Vaccine Development Process Map

Antigen selection and purification

Summary of the area

Antigen selection:

  1. The developer must decide whether the vaccine aims to elicit an antibody response, or CD8 T cell response. This may depend on the stage in the pathogen’s life cycle being targeted (e.g. for TB or liver stage malaria, the vaccine aims to elicit a T cell response, but for blood stage malaria antibodies are desirable).  Sometimes, the vaccine TPP may stipulate both T cell and antibody responses should be induced (e.g. desirable for HIV or Flu, and there is evidence from Ebola that both cellular and humoral responses are important)
  2. Draw up a list of candidates, which may be a single candidate for a simple virus:
    • For an antibody response, is there a major (or a few major) proteins on the surface of the pathogen?
    • Is the pathogen related to others for which successful vaccines have been developed?
    • Look at published data for clues to best antigen – in particular, has anyone published T cell or antibody responses to pathogen proteins, and do they correlate with protection against disease (either vaccinated individuals or natural immunity)?  This can be in animals or, better still, in humans
    • Select antigen that is as conserved as possible across all known strains of the pathogen, and ideally related species
    • Select antigen that is vital for pathogenicity e.g. not part of a redundant cell entry pathway (so for example, has data been published on knock outs of the gene in question, and does the antigen play a vital role in pathogenicity?)
  3. Where several candidates have been identified, compare these in a suitable model system which can either be i) injecting protein/viral vector vaccine into mice to generate an immune response, and then infecting the mice with the pathogen or a murine-specific version of the pathogen which has been engineered to express the antigen candidates, or ii) using mouse/rabbit serum to inhibit an in vitro infectivity assay (this will need to be developed for each pathogen e.g. for Ebola there are Ebola infection assays in specialist Cat IV labs, and a surrogate infection assay using a lentivirus engineered to express the Ebola surface glycoprotein)
    • Remember for some pathogens one antigen may not be enough – consider options eg fusion proteins, viral vector expressing two or more antigens.  Also for pathogens with >1 strain eg Ebola, a vaccine covering surface glycoproteins from two or more strains/species would be extremely useful

Antigen purification (required for point 3 above):

  1. Try expression of antigen as a) protein, or b) in a viral vector.  For soluble proteins, it is typical to try a) mammalian cells usually HEK293, b) E. coli, and c) Yeast, usually Pichia pastoris or Saccharomyces cerevisiae.  If these fail other expression systems are available eg insect cells, cell free systems. Test expression on SDS PAGE gel, with W blotting if a detection antibody is available.
  2. Purification is usually performed initially using an affinity tag – typically His tag, the Jenner is now using the C-tag from BAC.
  3. It’s important to consider whether glycosylation is important – if yes, then the best expression system is mammalian.  Malaria antigens are not typically glycosylated in vivo (during natural infection) as they are made by parasite-specific enzymes
  4. Antigen QC is important to check correct conformation – ultimately this is done by testing immunogenicity in mice and looking for activity of the antibodies in inhibiting pathogencitiy.

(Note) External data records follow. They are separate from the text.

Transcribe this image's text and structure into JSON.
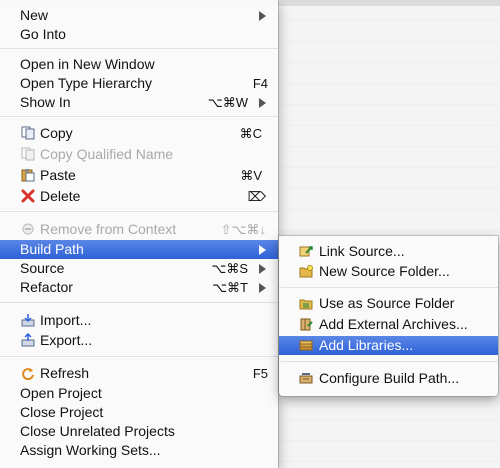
{
  "menu": {
    "items": [
      {
        "label": "New",
        "shortcut": "",
        "submenu": true
      },
      {
        "label": "Go Into",
        "shortcut": ""
      },
      {
        "label": "Open in New Window",
        "shortcut": ""
      },
      {
        "label": "Open Type Hierarchy",
        "shortcut": "F4"
      },
      {
        "label": "Show In",
        "shortcut": "⌥⌘W",
        "submenu": true
      },
      {
        "label": "Copy",
        "shortcut": "⌘C",
        "icon": "copy-icon"
      },
      {
        "label": "Copy Qualified Name",
        "shortcut": "",
        "icon": "copy-qualified-icon",
        "disabled": true
      },
      {
        "label": "Paste",
        "shortcut": "⌘V",
        "icon": "paste-icon"
      },
      {
        "label": "Delete",
        "shortcut": "⌦",
        "icon": "delete-icon"
      },
      {
        "label": "Remove from Context",
        "shortcut": "⇧⌥⌘↓",
        "icon": "remove-context-icon",
        "disabled": true
      },
      {
        "label": "Build Path",
        "shortcut": "",
        "submenu": true,
        "selected": true
      },
      {
        "label": "Source",
        "shortcut": "⌥⌘S",
        "submenu": true
      },
      {
        "label": "Refactor",
        "shortcut": "⌥⌘T",
        "submenu": true
      },
      {
        "label": "Import...",
        "shortcut": "",
        "icon": "import-icon"
      },
      {
        "label": "Export...",
        "shortcut": "",
        "icon": "export-icon"
      },
      {
        "label": "Refresh",
        "shortcut": "F5",
        "icon": "refresh-icon"
      },
      {
        "label": "Open Project",
        "shortcut": ""
      },
      {
        "label": "Close Project",
        "shortcut": ""
      },
      {
        "label": "Close Unrelated Projects",
        "shortcut": ""
      },
      {
        "label": "Assign Working Sets...",
        "shortcut": ""
      }
    ]
  },
  "submenu": {
    "items": [
      {
        "label": "Link Source...",
        "icon": "link-source-icon"
      },
      {
        "label": "New Source Folder...",
        "icon": "new-source-folder-icon"
      },
      {
        "label": "Use as Source Folder",
        "icon": "use-source-folder-icon"
      },
      {
        "label": "Add External Archives...",
        "icon": "add-external-archives-icon"
      },
      {
        "label": "Add Libraries...",
        "icon": "add-libraries-icon",
        "selected": true
      },
      {
        "label": "Configure Build Path...",
        "icon": "configure-build-path-icon"
      }
    ]
  },
  "colors": {
    "selection": "#2f62d8",
    "disabled_text": "#a9a9a9",
    "delete_icon": "#d9342b"
  }
}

What are the critical steps within the process?

  1. Selecting the right antigen or list of antigens to test
  2. Having an appropriate assay/model in which to test the antigens
  3. Being able to express the antigen in its native conformation

Are there any bottlenecks within this process? Who owns the bottleneck?

The time taken to select and purify the antigen may take 6 months to several years (6 months for simple virus).  Bottlenecks in this process include:

  1. Developing a model in which to test antigen suitability/efficacy (either an in vivo model or an in vitro model of infectivity).  This may, as for malaria, involve generating transgenic parasites.
  2. Expressing antigens –some antigens are notoriously difficult to express, for example if they are cysteine-rich

How could the bottlenecks be resolved?

  1. Collaboration with other groups who have developed models, or (as for Ebola) are able to test infection of the native pathogen
  2. Development of models which can be easily adapted to new pathogens eg the lentivirus surrogate infectivity assay that was developed for Ebola (which could be applied to other virus antigens)
  3. Developing centres of excellence for protein expression and purification
  4. Develop high throughput methods for testing multiple antigens/vaccines

Are there any rate limiting capacity issues?

Resource is generally most rate limiting (money to fund the research is needed, and laboratory space).

Time is also rate limiting in the context of outbreak situations (it takes a long time to a) get funding in place, and b) carry out vaccine design, production and testing in the pre-clinical phase, then moving into GMP manufacture). Generally in vivo data is important and this is, by definition, time consuming.